Electrical, electronic, and mechanical instruments
- Electrical instruments: Electrical instruments measure electrical quantity current, voltage, etc. When the pointer deflects by the action of some electrical methods, then the instrument is known as electrical instrument. The operating time of electrical instruments is fast than mechanical instruments. Few electrical instruments are ammeter, voltmeter, etc.
- Electronic instruments: Electronic instruments are fast, accurate, and can detect the smallest signal possible. Mechanical and electrical instruments lag in these circumstances. Electronic instruments have a small response time.
- Mechanical instruments: Mechanical instruments are the first preference for measuring physical quantities. It is very reliable for static and stable conditions because this instrument lacks behind in response time. It can not follow the rapid change that occurs during the time of measurement of dynamic conditions. This is because most of the mechanical instruments are bulky, rigid, and extremely heavy.
Analog and digital instruments
- Analog instruments: The output analog signal of this instrument varies continuously.
- Digital instruments: Instruments that show the measuring signals in the numeric form are called digital signals. These instruments have a high speed of operation and high accuracy. Eg. Digital multimeter
Manual and automatic instruments
- Manual instruments: Manual instruments require an operator most of the time.
- Automatic instruments: No requirement of operator all the time.
Deflection and null type instruments
- Deflection instruments: Deflection type instrument indicates the measurement of the unknown quantity. In this type of instrument, the measuring quantity produces a deflecting torque. And an opposing torque helps in achieving balance in the instrument. Eg. permanent magnet moving coil, moving iron, etc.
- Null instruments: Zero or null indication indicates the magnitude of the measured quantity. null instruments show null deflection when the unknown measuring quantity becomes equal to the known quantity. The null instrument Is very sensitive. A DC potentiometer is a null-type instrument.
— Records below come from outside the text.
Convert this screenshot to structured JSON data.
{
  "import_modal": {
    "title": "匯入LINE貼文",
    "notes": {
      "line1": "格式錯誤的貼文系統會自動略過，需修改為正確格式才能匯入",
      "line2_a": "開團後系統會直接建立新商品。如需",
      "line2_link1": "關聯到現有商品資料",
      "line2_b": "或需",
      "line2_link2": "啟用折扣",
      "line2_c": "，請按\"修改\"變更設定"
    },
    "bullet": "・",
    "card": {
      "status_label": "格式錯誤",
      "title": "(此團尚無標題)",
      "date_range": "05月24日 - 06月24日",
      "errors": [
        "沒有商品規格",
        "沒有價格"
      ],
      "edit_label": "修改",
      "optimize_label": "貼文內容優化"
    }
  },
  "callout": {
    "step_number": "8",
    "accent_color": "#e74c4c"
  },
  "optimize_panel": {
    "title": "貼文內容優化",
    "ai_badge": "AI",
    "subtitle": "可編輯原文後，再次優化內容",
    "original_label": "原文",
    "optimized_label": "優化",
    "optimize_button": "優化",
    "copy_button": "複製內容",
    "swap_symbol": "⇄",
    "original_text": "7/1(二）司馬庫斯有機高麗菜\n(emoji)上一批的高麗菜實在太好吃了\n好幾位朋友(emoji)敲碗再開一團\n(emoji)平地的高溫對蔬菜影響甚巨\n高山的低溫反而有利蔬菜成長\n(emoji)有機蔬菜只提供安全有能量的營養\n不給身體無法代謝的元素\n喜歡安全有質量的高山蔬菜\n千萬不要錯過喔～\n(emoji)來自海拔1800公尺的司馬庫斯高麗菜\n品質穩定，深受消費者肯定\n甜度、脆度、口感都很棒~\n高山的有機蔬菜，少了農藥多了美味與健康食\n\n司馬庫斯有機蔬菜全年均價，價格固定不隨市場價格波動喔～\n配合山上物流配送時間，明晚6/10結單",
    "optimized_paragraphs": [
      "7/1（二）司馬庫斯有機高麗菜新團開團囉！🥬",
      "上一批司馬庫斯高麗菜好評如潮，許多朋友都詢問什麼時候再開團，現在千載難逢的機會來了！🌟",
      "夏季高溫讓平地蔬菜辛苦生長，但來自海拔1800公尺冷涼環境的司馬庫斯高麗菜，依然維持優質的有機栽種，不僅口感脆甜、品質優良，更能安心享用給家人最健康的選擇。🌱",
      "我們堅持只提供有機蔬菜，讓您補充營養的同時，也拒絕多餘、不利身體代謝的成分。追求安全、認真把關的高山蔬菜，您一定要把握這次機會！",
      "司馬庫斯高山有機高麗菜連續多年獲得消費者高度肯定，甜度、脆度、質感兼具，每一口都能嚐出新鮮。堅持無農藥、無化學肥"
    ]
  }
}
Read more: How does a DC potentiometer works?
Self-operated and power operated instruments
- Self-operated instruments: Those instruments that do not require any power from outside for performing operations are known as self-operated instruments.
- Power-operated instruments: This type of instrument performs its operation when external power is supplied to it.